Wednesday, February 13, 2013

Who Counts? The Power of Participatory Statistics

Local people can generate their own numbers – and the statistics that result are powerful for themselves and can influence policy. Since the early 1990s there has been a quiet tide of innovation in generating statistics using participatory methods. Development practitioners are supporting and facilitating participatory statistics from community-level planning right up to sector and national-level policy processes. Statistics are being generated in the design, monitoring and evaluation, and impact assessment of development interventions. Through chapters describing policy, programme and project research, Who Counts? provides impetus for a step change in the adoption and main-streaming of participatory statistics within international development practice.

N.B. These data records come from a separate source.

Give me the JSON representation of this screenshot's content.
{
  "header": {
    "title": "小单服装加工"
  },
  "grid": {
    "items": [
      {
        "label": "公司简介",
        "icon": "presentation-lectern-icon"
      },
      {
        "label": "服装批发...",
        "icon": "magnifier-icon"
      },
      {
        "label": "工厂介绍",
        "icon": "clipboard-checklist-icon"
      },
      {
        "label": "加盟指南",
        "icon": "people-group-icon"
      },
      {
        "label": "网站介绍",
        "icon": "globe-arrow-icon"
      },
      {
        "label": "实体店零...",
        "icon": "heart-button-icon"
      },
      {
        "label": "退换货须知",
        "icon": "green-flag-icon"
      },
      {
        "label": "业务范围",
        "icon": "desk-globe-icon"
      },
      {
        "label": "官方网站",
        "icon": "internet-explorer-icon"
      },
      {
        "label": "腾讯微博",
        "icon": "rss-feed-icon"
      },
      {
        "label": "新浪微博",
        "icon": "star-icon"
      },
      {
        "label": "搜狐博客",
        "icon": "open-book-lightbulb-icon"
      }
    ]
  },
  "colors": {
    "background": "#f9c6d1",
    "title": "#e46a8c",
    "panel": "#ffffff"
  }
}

The challenge laid down is to foster institutional change on the back of the methodological breakthroughs and philosophical commitment described in this book. The prize is a win–win outcome in which statistics are a part of an empowering process for local people and part of a real-time information flow for those aid agencies and government departments willing to generate statistics in new ways. Essential reading for researchers and students of international development as well as policy-makers, managers and practitioners in development agencies.

'This is a timely compilation of ground-breaking work which adds up to a powerful agenda for transformation. This book shows how we can quantify the qualitative, build the active agency of excluded groups and generate participatory statistics that have greater rigour and legitimacy than most conventional statistics.’ David Archer, Head of Programmes, ActionAid

Who Counts?
Edited by Jeremy Holland with an Afterword by Robert Chambers
Practical Action Publishing